● What you are asked to do
If a line below contains "this", count it; then state how many such lines there are, and nothing else.

*** Data Section Begins ***

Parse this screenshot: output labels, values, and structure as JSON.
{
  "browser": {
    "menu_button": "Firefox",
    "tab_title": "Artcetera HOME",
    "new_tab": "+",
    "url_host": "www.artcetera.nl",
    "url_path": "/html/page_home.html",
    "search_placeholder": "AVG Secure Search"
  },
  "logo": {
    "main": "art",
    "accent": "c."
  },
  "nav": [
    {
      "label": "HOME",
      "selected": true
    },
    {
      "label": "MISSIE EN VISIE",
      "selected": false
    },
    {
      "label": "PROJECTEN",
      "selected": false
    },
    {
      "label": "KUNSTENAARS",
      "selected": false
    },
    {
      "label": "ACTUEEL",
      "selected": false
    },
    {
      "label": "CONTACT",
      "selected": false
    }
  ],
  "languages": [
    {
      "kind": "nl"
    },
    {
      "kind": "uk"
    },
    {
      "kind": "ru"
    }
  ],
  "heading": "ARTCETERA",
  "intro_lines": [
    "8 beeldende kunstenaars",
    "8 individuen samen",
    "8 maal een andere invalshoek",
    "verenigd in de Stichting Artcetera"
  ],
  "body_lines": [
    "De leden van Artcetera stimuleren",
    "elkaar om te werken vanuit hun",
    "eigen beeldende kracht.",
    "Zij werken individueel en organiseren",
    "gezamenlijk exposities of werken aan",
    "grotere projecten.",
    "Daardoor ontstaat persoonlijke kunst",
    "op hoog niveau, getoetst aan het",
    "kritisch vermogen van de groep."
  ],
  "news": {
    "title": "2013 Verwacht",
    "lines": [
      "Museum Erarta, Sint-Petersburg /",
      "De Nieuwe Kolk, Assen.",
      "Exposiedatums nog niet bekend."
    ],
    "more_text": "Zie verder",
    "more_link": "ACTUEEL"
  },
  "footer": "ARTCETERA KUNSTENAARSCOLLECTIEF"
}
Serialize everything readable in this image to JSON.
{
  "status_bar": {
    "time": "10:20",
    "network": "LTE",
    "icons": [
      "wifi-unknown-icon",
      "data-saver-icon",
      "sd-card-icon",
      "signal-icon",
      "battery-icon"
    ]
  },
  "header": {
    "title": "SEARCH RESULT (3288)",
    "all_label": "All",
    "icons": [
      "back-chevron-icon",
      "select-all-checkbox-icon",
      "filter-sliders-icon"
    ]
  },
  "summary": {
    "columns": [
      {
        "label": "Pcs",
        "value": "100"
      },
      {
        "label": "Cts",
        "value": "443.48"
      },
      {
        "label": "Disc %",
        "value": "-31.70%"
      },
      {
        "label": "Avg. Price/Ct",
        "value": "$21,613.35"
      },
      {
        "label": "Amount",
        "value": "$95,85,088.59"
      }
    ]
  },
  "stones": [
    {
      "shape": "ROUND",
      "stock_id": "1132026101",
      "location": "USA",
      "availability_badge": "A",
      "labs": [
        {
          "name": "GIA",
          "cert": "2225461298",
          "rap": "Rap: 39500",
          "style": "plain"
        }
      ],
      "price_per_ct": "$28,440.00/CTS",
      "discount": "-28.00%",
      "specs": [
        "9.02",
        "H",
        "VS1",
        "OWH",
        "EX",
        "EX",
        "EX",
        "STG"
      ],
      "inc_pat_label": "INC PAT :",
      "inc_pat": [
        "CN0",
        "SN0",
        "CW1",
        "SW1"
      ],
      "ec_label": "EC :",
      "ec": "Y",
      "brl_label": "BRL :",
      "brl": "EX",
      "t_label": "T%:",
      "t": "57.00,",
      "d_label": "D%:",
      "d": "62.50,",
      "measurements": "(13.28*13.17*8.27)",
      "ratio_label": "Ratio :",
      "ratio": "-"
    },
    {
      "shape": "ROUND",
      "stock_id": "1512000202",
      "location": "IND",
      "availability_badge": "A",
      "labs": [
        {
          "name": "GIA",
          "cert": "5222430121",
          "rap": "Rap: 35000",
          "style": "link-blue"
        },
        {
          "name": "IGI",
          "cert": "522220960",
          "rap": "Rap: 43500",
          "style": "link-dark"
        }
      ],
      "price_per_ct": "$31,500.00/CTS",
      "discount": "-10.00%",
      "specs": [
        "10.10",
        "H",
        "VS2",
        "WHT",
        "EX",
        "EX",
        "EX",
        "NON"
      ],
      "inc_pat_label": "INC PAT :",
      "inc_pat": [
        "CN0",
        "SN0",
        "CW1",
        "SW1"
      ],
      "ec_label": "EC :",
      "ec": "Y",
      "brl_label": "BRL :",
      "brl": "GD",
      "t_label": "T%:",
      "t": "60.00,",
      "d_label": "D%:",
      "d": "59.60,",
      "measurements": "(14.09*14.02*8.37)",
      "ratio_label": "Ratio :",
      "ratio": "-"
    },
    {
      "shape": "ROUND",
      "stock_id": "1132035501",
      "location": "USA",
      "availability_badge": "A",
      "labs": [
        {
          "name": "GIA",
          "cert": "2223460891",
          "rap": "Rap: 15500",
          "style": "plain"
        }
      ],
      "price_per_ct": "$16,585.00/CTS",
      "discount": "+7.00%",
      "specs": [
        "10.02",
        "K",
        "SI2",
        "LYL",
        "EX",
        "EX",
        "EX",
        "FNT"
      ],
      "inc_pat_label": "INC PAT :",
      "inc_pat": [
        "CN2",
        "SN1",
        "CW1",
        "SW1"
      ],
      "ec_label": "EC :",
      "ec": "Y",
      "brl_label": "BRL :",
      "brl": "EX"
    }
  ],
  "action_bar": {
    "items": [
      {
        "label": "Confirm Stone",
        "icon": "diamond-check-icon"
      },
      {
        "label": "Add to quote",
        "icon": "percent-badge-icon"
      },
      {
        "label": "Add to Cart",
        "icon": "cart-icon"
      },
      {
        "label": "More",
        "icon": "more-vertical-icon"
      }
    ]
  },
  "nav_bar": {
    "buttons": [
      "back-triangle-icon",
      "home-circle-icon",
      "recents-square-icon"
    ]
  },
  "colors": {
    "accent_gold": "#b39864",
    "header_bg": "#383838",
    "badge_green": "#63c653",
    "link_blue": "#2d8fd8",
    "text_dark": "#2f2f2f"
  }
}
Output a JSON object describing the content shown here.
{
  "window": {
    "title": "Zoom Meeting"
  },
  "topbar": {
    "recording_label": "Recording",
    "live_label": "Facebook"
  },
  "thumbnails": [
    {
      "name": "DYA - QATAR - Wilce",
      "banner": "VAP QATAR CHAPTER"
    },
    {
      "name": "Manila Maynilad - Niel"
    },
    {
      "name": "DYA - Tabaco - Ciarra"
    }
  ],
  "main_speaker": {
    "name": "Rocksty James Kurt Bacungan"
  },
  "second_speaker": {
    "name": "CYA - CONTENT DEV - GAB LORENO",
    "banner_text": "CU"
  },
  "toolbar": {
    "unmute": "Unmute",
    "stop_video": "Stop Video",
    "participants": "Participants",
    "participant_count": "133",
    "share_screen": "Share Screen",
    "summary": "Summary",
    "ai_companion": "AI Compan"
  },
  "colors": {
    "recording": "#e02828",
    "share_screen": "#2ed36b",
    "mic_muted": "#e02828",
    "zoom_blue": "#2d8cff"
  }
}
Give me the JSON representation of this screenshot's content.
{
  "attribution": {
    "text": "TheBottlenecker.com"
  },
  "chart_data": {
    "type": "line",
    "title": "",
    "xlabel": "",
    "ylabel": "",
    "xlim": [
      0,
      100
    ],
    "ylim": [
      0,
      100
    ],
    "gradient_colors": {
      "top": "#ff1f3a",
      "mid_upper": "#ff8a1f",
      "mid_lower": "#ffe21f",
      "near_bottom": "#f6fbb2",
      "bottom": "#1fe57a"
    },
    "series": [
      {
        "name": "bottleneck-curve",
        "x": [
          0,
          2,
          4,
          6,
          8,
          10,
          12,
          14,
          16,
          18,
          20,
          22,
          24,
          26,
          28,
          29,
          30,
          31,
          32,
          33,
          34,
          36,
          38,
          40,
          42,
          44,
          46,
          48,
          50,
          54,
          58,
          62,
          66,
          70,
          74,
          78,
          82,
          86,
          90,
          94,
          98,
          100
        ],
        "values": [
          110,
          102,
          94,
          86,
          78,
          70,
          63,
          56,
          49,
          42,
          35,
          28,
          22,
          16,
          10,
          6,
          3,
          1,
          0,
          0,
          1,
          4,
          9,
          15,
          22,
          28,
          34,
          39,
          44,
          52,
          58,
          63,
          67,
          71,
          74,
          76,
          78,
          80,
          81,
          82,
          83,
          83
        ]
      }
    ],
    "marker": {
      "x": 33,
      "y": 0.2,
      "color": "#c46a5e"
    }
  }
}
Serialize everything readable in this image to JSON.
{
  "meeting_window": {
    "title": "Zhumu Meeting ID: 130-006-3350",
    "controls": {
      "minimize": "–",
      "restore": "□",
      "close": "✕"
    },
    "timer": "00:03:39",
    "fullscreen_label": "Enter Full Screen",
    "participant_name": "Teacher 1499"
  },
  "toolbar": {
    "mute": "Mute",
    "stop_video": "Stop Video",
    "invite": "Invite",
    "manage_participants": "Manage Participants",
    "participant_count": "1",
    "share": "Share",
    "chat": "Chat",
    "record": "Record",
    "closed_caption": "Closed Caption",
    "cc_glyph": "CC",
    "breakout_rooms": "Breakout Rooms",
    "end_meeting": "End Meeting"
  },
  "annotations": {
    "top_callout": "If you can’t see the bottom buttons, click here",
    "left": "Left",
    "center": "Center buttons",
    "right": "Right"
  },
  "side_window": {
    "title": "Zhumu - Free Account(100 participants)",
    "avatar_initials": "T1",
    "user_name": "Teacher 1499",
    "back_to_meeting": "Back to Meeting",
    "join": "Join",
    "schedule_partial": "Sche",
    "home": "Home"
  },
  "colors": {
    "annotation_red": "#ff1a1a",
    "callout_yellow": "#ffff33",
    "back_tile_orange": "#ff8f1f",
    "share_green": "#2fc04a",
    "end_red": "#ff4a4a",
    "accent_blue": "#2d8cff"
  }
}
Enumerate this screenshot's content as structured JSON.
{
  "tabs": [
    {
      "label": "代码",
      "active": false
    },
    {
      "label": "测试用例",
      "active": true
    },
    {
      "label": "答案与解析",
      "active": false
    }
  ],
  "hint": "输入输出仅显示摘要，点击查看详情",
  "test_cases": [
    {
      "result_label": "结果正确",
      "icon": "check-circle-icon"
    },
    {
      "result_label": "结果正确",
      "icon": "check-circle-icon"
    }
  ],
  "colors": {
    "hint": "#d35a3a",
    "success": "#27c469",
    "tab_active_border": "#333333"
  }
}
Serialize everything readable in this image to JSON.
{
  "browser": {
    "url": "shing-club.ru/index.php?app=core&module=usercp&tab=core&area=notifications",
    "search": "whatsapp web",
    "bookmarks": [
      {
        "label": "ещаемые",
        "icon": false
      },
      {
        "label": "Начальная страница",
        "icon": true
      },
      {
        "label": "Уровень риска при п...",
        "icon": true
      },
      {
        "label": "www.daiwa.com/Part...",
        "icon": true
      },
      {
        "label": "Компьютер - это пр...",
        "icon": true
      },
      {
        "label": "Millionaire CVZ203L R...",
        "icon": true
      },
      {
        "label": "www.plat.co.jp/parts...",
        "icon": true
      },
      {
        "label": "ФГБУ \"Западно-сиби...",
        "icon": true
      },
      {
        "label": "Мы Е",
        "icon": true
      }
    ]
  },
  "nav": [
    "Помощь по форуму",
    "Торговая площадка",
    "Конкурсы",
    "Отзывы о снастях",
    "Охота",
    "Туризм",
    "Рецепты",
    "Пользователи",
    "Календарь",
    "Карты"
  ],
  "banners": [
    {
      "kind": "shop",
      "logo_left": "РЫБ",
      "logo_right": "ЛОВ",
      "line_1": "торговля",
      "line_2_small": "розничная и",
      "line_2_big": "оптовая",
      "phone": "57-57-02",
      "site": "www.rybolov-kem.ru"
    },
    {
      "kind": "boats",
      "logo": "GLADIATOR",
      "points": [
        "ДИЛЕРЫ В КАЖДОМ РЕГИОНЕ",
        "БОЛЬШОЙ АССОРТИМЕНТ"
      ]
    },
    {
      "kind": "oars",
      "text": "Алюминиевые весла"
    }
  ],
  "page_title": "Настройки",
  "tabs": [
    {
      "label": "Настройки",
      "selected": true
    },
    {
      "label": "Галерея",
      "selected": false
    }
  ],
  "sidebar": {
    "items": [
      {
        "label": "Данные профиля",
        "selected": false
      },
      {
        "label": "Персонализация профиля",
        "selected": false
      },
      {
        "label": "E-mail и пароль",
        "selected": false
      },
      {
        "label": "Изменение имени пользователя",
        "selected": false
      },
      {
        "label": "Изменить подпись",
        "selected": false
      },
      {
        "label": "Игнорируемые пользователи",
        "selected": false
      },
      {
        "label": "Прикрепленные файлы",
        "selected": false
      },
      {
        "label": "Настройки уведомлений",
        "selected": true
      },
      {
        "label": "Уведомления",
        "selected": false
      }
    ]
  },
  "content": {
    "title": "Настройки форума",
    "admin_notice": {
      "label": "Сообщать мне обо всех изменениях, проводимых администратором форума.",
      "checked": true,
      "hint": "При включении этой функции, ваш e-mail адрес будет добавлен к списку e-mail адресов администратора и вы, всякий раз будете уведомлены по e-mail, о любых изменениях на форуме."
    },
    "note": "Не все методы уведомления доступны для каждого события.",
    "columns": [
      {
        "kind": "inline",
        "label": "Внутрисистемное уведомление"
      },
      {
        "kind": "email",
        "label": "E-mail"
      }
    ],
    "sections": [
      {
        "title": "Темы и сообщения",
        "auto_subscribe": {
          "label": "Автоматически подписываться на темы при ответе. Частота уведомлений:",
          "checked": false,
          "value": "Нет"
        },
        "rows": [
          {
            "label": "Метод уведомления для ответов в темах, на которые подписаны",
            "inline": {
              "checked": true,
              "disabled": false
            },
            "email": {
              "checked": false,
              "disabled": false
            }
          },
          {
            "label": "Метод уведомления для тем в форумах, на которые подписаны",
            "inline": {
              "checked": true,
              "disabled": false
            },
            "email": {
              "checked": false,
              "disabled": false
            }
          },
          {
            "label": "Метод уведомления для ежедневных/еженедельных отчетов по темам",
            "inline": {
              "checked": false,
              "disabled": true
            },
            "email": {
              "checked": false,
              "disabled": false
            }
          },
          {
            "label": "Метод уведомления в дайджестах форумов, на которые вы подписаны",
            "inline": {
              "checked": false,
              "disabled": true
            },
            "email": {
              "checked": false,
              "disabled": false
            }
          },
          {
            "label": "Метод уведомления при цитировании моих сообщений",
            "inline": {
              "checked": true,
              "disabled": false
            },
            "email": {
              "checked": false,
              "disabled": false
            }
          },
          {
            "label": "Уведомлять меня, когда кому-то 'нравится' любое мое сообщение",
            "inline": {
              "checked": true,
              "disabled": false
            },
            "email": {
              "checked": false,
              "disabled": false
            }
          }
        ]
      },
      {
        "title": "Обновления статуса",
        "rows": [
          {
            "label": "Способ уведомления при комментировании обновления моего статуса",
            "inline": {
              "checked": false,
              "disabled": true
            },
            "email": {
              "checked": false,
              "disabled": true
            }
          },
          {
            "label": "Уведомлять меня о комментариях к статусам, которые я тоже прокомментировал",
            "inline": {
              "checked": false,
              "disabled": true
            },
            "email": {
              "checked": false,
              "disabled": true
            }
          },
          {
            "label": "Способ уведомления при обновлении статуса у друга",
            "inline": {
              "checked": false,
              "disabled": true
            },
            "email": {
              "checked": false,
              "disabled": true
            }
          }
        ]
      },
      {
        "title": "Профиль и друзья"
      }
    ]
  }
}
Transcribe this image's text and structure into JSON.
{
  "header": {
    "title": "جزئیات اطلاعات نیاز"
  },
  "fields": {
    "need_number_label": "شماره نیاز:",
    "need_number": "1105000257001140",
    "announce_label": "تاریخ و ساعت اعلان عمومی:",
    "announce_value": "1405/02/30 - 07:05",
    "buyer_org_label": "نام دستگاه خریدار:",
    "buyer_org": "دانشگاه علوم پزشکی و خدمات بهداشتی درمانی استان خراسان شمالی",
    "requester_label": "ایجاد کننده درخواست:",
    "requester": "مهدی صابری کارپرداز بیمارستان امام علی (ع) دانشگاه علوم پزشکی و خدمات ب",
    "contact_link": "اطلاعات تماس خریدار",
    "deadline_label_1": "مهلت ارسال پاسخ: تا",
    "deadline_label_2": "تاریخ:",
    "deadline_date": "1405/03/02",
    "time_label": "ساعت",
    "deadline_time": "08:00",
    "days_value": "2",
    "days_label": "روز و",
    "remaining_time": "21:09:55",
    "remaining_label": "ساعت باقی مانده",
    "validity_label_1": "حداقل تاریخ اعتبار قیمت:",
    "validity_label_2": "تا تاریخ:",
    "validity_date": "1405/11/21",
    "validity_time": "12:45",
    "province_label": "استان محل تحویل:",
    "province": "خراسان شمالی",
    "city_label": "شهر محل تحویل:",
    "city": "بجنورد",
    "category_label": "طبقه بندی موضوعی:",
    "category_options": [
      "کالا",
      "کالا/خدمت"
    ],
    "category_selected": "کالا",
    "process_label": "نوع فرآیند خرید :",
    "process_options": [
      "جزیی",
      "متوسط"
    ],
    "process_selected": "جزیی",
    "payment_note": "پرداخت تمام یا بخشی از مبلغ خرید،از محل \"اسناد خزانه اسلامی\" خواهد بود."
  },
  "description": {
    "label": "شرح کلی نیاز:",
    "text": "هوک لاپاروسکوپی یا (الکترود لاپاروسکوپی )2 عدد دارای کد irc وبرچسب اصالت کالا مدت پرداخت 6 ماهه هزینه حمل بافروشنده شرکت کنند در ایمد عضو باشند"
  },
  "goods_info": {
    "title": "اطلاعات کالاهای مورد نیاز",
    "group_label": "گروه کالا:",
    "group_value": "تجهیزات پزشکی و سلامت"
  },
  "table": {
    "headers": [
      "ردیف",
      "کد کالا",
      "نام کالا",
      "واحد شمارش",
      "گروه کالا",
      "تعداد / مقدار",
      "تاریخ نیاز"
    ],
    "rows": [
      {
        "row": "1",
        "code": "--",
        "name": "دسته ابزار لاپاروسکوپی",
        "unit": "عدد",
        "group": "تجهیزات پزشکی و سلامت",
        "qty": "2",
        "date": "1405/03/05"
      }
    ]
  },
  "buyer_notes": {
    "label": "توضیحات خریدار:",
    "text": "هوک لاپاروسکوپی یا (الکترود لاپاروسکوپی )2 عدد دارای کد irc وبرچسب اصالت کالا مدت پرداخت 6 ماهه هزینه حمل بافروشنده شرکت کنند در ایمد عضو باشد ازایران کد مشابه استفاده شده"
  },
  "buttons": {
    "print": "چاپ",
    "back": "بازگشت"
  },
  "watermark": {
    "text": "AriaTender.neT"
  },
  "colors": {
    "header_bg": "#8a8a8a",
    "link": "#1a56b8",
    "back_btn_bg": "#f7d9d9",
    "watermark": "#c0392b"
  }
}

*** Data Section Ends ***

● Your solution
7